Pretty and pricey! The Libratone Lounge speaker (picture) and the smaller Libratone Live combine design, Apple’s AirPlay technology and punch. Both speakers come with a 150 Watt total. Which translates to 1x50W bass, 2x25W tweeter and 2x25W midrange. You can stream your music from iTunes, your iPhone or iPad sans cables to up to six speakers (depending on your WiFi). All this luxury doesn’t come cheap though. The Libratone Live sells for $699.95 and its bigger Lounge brother for $1,299.95.
The guys over at Automatic Duck are giving away their Import- and Export-Tools for Avid, Final Cut and Adobe After Effects for free! Pro Import AE imports timelines from Avid, FCP 7 into After Effects. Pro Export FCP exports AFF files from Final Cut Pro 7 and FCP X to Avid. Pro Import FCP on the other hand imports OMF and AFFcompositions from Avid to Final Cut Pro 7. Well, check it out the details for yourself… Automatic Duck will stop supporting the tools, that’s why you can download them for free now.
Dude, whatever you download is your own business, but the best software to get the job done on a Mac is
probably Transmission. It’s a neat tool using little resources (CPU & memory), offering remote (web) access and full encryption. This BitTorrent client is an open source project and comes with most features you might need.
Did you know Mozilla offers 3 different Firefox versions? Release candidates, beta versions and a developer builds, called Aurora. If you’re not the adventurous type and frequent updates are a nuisance to you, download the release candidate. If you have the urge to try the latest, go with the beta channel. Aurora is for people who want to join the rocky developer front.
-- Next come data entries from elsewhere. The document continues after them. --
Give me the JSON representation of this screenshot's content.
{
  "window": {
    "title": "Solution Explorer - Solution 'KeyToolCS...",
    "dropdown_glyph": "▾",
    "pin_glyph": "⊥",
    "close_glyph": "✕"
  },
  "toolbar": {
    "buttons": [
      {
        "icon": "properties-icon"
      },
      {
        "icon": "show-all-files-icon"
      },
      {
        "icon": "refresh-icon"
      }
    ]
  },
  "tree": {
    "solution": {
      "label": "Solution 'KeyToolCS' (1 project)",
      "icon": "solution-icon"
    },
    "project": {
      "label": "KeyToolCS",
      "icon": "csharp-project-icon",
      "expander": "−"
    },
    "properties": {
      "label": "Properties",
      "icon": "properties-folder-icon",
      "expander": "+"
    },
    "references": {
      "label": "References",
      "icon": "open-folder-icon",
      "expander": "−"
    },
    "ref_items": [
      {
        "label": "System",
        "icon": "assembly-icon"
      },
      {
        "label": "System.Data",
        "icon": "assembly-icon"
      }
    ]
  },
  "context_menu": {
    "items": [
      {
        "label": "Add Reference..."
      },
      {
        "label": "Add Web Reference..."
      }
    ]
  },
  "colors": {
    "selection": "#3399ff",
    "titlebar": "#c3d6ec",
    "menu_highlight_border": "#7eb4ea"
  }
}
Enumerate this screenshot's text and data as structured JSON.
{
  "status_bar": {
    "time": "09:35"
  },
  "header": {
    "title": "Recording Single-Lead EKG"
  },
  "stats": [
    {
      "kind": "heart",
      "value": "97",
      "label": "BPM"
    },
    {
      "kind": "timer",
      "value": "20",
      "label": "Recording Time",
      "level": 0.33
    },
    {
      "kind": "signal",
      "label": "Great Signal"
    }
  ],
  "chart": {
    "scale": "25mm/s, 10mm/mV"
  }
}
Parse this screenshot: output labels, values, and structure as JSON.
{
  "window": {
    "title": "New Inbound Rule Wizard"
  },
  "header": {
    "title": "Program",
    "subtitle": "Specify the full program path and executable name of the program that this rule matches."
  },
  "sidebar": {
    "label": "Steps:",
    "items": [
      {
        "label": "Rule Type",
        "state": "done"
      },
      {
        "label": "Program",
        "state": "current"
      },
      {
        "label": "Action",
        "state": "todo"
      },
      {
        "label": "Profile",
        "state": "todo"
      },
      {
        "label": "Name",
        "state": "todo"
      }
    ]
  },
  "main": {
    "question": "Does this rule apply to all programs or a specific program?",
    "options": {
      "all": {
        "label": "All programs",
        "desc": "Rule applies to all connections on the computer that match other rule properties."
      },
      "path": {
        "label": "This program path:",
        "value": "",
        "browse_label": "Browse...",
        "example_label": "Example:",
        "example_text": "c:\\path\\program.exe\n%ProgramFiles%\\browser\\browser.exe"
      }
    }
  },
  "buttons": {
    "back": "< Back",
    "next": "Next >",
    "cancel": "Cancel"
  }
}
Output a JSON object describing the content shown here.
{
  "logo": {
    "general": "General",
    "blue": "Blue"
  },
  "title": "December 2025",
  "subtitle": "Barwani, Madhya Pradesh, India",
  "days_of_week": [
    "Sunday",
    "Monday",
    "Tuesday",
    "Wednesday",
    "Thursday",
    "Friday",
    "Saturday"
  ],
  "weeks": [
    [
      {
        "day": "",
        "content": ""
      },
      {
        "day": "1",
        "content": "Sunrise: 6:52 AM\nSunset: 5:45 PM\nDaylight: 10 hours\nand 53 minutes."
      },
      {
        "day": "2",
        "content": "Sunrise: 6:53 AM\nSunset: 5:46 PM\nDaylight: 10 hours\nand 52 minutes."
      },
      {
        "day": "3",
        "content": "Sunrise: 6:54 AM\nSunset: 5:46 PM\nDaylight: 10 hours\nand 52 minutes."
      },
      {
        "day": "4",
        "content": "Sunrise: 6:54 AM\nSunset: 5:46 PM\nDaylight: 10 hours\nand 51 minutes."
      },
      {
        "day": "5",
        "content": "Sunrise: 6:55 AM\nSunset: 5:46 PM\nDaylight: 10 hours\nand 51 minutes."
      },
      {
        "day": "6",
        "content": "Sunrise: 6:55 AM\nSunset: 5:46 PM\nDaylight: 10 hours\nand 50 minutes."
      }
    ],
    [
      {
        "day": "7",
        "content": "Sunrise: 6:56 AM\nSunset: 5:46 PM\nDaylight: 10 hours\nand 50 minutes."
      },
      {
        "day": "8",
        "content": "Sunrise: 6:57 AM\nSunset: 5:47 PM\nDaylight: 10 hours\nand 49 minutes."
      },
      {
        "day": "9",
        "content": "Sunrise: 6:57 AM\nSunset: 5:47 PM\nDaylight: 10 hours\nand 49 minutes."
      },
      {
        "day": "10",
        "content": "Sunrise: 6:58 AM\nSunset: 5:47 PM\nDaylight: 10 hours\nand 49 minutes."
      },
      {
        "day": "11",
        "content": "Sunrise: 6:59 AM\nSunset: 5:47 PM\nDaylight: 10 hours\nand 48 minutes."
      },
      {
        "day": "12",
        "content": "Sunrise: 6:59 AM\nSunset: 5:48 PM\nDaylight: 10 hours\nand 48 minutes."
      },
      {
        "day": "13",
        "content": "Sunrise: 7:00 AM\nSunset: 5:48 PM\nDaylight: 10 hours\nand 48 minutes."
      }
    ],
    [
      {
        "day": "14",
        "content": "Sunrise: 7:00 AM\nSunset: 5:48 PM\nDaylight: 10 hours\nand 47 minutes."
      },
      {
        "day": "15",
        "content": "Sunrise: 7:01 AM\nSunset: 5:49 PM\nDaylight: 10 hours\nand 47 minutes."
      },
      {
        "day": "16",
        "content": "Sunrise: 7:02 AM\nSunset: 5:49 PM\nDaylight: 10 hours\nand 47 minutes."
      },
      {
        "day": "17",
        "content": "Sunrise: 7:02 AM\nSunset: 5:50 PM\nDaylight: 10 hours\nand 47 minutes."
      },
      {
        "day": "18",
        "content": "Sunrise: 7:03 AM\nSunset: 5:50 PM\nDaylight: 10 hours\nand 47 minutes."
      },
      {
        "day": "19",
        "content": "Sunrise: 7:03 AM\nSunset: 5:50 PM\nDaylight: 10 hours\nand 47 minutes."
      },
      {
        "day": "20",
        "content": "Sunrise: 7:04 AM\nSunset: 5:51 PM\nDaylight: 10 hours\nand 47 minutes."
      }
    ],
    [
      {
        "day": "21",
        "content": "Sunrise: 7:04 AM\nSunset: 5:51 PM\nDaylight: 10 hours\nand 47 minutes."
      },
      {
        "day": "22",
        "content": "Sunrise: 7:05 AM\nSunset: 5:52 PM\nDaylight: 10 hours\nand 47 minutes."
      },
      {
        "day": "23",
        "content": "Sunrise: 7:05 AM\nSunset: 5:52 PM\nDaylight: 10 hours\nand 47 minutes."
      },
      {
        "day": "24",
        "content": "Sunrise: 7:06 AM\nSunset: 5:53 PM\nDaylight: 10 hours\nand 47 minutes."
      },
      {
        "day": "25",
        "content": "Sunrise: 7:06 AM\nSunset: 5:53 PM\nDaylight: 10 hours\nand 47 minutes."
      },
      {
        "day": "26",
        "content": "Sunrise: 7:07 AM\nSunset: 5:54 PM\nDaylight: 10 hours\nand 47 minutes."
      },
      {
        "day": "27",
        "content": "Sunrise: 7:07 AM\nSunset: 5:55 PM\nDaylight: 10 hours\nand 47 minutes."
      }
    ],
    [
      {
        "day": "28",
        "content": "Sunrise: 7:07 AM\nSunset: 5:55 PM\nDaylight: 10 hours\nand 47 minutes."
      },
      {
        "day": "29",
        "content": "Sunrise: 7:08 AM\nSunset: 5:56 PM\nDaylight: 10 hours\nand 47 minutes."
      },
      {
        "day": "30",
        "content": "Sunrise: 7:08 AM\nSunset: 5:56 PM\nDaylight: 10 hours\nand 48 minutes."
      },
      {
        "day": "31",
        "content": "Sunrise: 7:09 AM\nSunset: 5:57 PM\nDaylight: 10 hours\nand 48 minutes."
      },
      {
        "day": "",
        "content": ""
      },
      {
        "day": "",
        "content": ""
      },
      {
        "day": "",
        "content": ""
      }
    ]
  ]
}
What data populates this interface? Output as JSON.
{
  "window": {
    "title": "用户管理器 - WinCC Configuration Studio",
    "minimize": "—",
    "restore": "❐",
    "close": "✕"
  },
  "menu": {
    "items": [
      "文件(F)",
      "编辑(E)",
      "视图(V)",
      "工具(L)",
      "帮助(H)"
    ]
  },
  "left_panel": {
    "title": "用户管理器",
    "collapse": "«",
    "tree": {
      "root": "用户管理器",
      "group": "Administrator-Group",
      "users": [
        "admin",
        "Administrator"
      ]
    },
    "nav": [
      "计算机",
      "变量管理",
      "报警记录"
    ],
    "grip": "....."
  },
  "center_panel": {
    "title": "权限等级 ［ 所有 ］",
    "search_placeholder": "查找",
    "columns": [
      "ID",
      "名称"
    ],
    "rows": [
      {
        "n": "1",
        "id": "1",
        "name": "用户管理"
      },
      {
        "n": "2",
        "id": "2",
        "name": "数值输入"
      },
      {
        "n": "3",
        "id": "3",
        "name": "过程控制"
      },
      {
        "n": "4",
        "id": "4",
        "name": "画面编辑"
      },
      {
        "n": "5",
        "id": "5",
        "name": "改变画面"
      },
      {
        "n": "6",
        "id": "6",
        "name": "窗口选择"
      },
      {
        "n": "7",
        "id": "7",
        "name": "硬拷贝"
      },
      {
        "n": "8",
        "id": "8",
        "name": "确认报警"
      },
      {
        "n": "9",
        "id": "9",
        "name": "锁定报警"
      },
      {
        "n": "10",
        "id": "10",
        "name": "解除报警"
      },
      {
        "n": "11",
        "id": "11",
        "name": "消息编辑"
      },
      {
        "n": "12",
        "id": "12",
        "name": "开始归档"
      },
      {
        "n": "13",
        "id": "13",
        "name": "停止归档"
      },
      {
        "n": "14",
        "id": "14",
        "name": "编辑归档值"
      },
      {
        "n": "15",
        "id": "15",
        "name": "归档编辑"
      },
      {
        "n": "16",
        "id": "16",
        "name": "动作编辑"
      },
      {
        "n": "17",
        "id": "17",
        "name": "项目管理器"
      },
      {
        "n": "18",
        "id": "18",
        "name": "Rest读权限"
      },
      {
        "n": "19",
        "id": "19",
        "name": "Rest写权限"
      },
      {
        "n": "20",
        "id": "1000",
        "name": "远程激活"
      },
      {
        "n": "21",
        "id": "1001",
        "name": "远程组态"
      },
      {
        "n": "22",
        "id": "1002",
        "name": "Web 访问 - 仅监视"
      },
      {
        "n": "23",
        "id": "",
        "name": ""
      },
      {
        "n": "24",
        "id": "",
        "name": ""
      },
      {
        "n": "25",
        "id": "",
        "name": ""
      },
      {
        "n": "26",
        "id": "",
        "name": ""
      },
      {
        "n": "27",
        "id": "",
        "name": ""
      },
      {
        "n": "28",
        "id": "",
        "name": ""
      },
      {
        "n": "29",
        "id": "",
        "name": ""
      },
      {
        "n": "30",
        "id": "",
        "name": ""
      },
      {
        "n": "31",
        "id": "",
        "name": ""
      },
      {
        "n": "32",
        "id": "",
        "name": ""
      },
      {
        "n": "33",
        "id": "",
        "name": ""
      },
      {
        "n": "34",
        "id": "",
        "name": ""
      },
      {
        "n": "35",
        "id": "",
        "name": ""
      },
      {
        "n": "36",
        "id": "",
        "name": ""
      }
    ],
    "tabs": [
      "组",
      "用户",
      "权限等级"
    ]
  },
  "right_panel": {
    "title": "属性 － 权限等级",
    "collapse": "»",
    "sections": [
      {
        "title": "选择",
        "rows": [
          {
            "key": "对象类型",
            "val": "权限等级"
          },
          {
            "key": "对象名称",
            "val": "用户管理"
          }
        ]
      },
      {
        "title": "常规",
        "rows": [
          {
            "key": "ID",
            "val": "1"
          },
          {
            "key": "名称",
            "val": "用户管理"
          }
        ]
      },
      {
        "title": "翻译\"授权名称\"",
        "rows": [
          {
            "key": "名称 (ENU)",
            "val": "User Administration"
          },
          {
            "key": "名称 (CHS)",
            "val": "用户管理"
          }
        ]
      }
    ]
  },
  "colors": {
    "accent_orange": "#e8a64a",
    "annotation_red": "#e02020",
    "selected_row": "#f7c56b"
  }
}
You can check your Firefox version via “About Firefox” from the menu bar.
Owners of the Apple LED Cinema Display 24-inch (introduced in 2008) may experience problems when connecting the display to a Thunderbolt port: An “intermittent flicker.” The 24 Inch LED Cinema Display randomly goes black for a second. Don’t worry Apple has a fix for this – quietly hiding in the support section. (It does not show up via your regular software update). So just download the Firmware update yourself, follow instructions and you’re good to go.
…may be symptoms after upgrading to a new Mac OS. It is usually related to Spotlight indexing your Mac and may take several hours (the older your Mac, the longer it takes). If you’re getting nervous, open Activity Monitor (in the Utilities folder) and check the CPU load (select all processes). If “mds” and “mdworker” are the ones causing the work load everything is fine. Let them be! If not, follow this hint.
Not every Mac user loves the iPhone. If you happen to be the Adroid-kind-of-guy check out Winamp for Mac OS X. It imports all your iTunes contents and syncs them with many Android phones. It supports wireless syncing, SHOUTcast Radio and other things. There’s a paid version available without ads, FLAC support and other goodies.
Apple introduced simplified file sharing with Mac OS X Lion, calling the feature AirDrop. However, if you’re not into Lion or your Mac isn’t supported and you don’t want to fiddle around to activate it anyway, get DropCopy! It does more or less the same thing as AirDrop offering even more transfer options and settings. There’s a free version for up to 3 Macs on a local network and a paid version ($25) if you want to connect more machines.
Sometimes iTunes doesn’t get iPhone or iPad software downloads right and you are stuck trying to update to the latest iOS. In this case you can turn to Apple’s manual download page and get things going again. Also useful if for some reason you want to downgrade your iOS.
If you want to find out which applications are compatible with Mac OS X Lion and which ones are not, head over to Roaring Apps. The site offers a list of apps and their compatibility with Apple’s new operating system Mac OS 10.7. The user reports will let you know: “Works okay”, “some problems”, “not tested”, “does not work properly”. Thanks guys!